                  It could be argued, since Marines supported by HMM-165 were part of that rescue, that we certainly could be concerned with the Army's "cavalier" attitude towards medals many of our own have died for. Those of us that were part of these more "lively" operations in Viet Nam (and other conflicts) feel that they cheapen awards won by brave Marines in heated combat. by awarding them to those "somewhat" less deserving, in our view. Don't be so quick to say it's none of our business.
                  Semper Fi
                  Joe
                  Semper Fidelis
                  Joe


                  Phu Bai tower:
                  YW-11 for Phu Bai DASC-
                  Remember, These are "A" models!
                  YW-11 BuNo-151939
                  '65 Model CH-46A

                  Comment


                  • #10
                    Bronze Stars

                    Hi Guys,

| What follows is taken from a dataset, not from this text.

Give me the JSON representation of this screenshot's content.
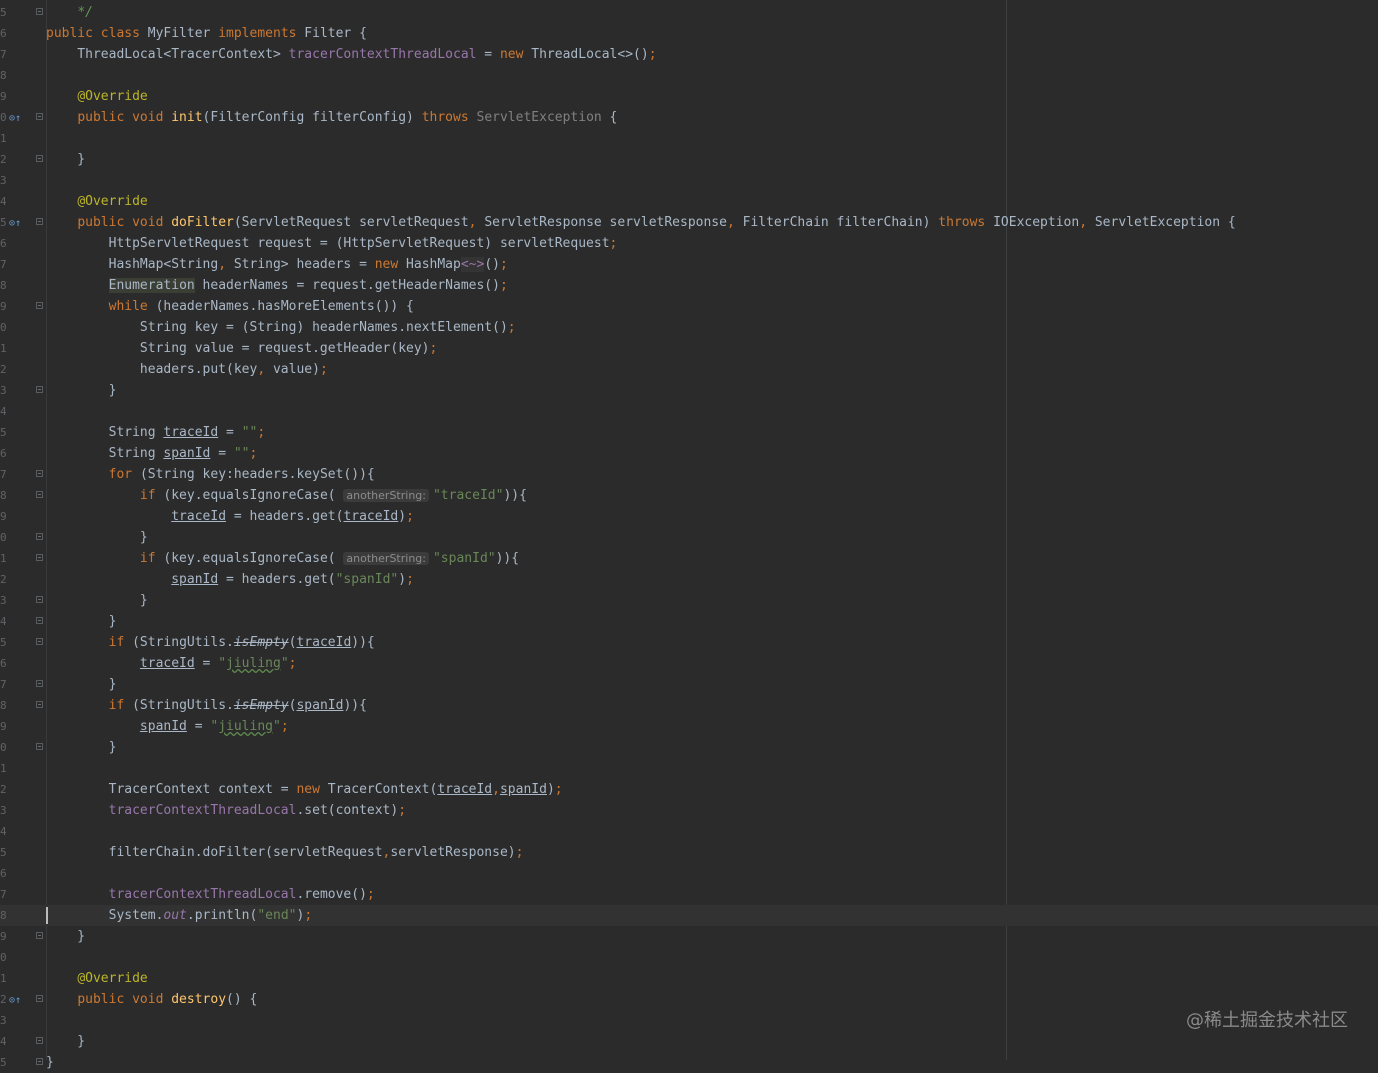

                    I`m totally new to this forum. I`m not a Marine, in fact I`m not even American. However, I`ve done my bit on Op Iraqi Freedom, or Op Telic, as we call it. I have a passing interest in American Medals, especially the Bronze Star, which is how I`ve ended up here, anyway. I must say I find the awarding of this medal very confusing. I`ve read the post about the Combat Clerk getting it, all be it without the `V`. I`ve read about British Tank Regiment NCO`s getting it for driving US Senior Officers around, in Bagadad. There seems to be a high level of Senior British Officers awarded it for various things. I was just wondering what a Foreign National would have to do in order to win one, if thats the right term. There seems to be an aweful lot of admin cases getting it, whilst guys out on the ground seem to be over looked, but thats another story!!! I`m also really confused about how someone who through not fault (or not) of there own gets caught by the enemy, and there for gets the Purple Heart, POW Medal, Campaign Medal & a Bronze Star? Anyway guys nice chatting with you, take it easy.
                    Bigjarofwasps.

                    Comment

                    Working...
                    X